Joshua Woodhouse death: Coroner criticises the navy
A coroner has criticised the navy for "a culture of cutting corners" regarding health and safety on its warships after an officer fell to his death on a helicopter carrier.
Lt Joshua Woodhouse was serving on HMS Ocean which was visiting a naval base in Jacksonville, Florida, at the time.
The 25-year-old, of Portsmouth, died of severe head injuries four days after the 40ft (12m) fall in August 2010.
A jury at Portsmouth Guildhall returned a narrative verdict.
It stated that Lt Woodhouse, an engineering officer, should have been wearing a safety harness, which would have saved his life.
'Entire naval fleet'
The jury also said a lax health and safety culture and a "can-do" nature may have contributed to Lt Woodhouse's death.
The inquest heard Lt Woodhouse had gone onto a landing craft vessel without a safety harness as it was suspended in its bay at the side of the Plymouth-based warship, the second largest in the Navy.
Portsmouth Coroner David Horsley said: "Having heard the evidence in its entirety, there are a couple of matters of concern to me.
"The jury have highlighted one of them in their verdict and that is a culture they feel existed on board the ship which resulted in corners being cut in relation to health and safety procedures.

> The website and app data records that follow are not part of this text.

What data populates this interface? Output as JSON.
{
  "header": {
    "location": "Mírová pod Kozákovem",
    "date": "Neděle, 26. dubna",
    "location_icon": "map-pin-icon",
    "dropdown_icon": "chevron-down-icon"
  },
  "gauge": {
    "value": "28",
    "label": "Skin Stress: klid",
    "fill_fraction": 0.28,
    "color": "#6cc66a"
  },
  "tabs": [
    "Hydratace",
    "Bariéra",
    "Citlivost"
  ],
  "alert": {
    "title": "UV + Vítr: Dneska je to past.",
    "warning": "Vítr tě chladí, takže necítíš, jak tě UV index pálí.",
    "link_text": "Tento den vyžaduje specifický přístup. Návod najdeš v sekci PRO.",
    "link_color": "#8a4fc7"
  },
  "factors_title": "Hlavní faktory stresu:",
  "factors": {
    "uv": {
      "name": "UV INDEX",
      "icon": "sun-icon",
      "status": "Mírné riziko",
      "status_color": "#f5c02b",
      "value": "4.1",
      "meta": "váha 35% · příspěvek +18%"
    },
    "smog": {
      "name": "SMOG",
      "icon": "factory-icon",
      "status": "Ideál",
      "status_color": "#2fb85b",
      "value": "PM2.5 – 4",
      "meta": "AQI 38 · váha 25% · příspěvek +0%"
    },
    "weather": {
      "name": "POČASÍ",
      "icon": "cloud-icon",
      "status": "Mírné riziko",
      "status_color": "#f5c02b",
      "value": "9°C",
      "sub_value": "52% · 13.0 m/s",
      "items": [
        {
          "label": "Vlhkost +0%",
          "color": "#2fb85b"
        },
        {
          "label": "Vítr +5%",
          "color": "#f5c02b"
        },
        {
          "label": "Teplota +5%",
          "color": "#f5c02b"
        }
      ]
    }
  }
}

"My suspicion is that this does not relate to just that little boat section or that ship but it is throughout the entire naval fleet."
He said that despite efforts by the navy to reinforce health and safety regulations, not enough had been done.
Mr Horsley described how during a visit this summer to HMS Ocean by himself and counsel for the MoD and family, a sailor had said to them he did not wear a harness because it was "a nuisance and cumbersome".
"I want the MoD and the navy to look further at what can be done to enforce awareness of the value and purpose of health and safety regulations."